*Directions for this task*
Below are some records; state how many of their lines contain the word "WDSE", and add nothing.

Recorded data:

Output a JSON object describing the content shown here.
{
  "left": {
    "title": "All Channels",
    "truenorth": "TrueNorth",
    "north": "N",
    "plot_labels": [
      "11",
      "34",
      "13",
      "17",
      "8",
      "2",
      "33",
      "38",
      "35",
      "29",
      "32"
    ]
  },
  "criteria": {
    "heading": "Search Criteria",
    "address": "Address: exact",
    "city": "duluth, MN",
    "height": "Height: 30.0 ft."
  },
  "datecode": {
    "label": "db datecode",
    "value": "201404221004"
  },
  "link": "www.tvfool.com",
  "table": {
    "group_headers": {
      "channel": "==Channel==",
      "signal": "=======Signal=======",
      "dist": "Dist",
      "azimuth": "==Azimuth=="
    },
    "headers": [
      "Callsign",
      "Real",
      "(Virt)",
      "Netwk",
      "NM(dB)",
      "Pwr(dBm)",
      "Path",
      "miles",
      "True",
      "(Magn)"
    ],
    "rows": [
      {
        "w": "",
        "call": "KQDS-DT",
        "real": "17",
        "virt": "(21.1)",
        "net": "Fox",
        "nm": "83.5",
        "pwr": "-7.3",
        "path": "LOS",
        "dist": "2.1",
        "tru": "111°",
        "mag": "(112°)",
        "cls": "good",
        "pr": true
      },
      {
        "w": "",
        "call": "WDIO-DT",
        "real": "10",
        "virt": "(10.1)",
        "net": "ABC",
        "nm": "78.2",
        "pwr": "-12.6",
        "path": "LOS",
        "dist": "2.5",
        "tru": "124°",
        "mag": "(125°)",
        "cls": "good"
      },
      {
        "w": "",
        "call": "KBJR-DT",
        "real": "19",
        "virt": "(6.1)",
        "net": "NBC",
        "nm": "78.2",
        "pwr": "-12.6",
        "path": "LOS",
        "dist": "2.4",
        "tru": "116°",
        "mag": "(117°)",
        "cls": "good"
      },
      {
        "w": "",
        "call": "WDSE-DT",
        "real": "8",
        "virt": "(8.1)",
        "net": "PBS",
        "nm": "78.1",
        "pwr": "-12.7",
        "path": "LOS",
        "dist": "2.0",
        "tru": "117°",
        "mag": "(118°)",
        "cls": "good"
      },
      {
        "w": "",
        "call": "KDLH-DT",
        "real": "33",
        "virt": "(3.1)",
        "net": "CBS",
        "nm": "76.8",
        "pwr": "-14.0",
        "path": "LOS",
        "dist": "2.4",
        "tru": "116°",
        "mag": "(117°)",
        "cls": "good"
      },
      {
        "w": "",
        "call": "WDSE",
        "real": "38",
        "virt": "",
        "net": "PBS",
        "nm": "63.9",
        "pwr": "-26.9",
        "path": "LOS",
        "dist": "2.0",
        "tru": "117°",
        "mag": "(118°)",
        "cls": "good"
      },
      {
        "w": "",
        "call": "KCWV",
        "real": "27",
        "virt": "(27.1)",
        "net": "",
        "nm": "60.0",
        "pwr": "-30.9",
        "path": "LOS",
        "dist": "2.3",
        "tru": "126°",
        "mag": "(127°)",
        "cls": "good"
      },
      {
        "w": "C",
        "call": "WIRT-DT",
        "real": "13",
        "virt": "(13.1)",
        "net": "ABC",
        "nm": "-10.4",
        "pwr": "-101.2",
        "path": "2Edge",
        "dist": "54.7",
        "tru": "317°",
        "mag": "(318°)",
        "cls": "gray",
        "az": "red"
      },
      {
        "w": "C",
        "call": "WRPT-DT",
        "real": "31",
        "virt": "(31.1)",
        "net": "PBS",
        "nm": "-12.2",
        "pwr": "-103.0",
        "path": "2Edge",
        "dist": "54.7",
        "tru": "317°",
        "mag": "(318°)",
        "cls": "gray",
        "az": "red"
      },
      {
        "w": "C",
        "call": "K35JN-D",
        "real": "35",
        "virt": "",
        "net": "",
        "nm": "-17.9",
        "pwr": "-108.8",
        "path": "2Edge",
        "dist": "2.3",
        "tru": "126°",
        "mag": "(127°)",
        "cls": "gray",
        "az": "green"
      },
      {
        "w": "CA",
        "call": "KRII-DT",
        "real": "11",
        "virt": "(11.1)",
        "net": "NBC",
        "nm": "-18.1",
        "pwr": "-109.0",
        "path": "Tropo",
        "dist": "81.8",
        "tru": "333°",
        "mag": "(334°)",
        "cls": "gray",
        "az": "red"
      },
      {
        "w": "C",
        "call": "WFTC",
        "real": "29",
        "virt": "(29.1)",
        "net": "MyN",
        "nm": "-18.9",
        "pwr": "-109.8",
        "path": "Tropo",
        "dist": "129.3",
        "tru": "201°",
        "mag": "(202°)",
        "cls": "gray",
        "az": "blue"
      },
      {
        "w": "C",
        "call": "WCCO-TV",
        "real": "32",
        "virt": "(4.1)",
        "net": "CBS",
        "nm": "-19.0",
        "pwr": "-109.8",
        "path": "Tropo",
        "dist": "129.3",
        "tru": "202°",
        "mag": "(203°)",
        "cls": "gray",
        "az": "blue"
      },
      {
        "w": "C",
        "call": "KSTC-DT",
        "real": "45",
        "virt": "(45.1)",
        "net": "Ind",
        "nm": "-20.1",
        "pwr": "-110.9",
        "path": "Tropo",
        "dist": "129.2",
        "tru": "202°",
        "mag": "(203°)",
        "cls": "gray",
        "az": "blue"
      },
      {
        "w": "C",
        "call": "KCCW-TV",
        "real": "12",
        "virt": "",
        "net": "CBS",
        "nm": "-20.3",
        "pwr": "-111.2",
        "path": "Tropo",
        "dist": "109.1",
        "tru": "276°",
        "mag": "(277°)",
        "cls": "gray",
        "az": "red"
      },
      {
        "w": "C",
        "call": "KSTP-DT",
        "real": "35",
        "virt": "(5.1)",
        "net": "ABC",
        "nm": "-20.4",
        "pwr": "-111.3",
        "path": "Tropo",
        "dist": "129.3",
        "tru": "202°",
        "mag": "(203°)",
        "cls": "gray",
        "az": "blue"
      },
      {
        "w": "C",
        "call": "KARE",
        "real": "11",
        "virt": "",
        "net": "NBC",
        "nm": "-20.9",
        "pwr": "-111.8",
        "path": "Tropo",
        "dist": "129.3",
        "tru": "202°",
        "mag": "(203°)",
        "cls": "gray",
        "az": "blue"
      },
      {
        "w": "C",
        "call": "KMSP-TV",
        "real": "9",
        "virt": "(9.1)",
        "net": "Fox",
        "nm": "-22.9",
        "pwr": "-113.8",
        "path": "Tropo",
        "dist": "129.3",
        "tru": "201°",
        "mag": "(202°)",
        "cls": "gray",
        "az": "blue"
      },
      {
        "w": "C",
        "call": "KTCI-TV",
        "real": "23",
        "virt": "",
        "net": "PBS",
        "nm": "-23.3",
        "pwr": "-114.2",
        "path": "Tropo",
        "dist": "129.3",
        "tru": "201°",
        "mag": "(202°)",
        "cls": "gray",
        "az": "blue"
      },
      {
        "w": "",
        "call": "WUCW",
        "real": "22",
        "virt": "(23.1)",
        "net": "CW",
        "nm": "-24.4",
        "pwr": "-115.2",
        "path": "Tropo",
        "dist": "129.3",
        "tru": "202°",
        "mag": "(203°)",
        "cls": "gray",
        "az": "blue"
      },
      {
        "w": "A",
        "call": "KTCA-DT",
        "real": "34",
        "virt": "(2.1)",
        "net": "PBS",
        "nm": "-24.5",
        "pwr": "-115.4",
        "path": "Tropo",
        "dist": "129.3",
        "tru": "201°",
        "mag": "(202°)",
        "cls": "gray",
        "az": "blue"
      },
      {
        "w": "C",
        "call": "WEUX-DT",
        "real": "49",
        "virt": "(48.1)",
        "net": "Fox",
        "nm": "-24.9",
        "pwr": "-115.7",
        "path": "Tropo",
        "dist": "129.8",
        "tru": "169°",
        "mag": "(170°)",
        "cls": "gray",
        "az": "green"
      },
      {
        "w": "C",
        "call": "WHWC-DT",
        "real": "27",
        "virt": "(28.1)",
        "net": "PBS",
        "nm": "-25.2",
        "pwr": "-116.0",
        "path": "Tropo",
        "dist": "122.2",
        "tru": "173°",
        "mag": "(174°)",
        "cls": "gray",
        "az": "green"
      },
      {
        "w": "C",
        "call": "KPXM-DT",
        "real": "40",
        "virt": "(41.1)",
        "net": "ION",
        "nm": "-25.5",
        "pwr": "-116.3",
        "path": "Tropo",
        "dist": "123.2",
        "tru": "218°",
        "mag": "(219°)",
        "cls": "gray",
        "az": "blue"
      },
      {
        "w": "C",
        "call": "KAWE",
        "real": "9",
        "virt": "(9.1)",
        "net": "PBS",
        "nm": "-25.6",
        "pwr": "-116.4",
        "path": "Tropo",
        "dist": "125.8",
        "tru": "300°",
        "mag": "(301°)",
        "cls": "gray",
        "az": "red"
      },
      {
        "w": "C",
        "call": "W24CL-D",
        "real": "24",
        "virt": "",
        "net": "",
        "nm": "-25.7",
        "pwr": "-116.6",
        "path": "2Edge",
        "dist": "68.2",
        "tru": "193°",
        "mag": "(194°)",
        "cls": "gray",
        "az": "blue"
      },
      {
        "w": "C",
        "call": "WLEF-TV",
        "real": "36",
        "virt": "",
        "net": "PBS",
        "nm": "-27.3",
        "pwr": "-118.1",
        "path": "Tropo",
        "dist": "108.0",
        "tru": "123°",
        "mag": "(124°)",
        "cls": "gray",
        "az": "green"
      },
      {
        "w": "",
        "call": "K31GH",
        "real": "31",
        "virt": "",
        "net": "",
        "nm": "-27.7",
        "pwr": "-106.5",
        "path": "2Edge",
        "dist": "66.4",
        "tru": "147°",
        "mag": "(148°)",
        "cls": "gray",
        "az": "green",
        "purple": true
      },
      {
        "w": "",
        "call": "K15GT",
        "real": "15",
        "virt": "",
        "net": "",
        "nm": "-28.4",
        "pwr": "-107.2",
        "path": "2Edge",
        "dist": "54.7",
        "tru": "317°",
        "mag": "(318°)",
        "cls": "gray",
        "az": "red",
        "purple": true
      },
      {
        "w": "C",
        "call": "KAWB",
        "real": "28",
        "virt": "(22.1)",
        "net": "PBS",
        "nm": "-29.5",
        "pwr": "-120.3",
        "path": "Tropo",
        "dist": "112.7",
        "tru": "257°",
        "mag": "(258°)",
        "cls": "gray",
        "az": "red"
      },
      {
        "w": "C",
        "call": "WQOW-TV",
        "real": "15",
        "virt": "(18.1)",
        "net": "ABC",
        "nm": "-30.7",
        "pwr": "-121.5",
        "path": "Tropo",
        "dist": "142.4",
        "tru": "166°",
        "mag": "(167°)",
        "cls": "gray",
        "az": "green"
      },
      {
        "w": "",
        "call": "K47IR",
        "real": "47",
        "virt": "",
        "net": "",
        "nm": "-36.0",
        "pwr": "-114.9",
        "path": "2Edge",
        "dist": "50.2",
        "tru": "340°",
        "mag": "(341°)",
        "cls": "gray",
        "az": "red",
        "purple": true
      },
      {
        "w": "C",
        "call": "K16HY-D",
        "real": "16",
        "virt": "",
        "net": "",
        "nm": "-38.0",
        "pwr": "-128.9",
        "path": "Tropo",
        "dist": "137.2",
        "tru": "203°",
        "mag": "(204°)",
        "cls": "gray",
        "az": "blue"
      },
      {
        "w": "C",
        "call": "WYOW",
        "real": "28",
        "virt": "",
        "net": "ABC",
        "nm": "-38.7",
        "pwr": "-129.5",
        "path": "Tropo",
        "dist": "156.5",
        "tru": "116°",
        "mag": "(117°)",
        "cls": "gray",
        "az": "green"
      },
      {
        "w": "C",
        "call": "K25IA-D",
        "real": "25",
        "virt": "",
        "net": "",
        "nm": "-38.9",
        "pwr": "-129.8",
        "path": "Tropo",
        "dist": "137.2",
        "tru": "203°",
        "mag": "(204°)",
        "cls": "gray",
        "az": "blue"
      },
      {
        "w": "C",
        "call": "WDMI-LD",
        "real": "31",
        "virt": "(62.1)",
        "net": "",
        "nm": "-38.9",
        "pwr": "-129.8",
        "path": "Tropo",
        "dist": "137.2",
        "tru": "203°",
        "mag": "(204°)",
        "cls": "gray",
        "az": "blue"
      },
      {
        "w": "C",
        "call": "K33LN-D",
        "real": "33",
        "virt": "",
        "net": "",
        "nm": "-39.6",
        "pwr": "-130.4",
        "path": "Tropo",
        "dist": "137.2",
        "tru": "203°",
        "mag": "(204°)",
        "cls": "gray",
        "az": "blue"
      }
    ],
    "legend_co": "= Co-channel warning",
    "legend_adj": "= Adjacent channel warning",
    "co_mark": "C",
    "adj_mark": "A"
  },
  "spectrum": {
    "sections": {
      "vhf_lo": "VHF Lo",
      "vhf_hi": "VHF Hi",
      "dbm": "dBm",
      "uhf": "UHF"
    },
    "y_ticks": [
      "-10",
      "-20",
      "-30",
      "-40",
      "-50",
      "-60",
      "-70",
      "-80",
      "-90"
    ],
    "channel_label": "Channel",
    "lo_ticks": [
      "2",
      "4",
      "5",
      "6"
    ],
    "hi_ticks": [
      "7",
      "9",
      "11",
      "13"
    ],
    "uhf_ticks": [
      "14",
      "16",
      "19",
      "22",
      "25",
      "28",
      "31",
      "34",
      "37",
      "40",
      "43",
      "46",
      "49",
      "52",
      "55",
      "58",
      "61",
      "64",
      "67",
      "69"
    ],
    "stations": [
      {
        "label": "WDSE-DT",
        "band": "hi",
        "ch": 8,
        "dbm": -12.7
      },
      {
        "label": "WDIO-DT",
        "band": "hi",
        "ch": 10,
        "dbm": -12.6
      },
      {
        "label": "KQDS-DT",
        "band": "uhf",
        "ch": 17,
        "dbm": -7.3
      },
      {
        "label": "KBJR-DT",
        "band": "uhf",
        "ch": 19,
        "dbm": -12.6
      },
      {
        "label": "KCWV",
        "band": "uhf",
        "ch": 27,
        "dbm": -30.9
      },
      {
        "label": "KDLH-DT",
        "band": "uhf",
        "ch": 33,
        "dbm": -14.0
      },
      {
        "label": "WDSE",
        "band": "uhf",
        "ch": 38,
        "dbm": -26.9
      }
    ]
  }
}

*Problem solution*
4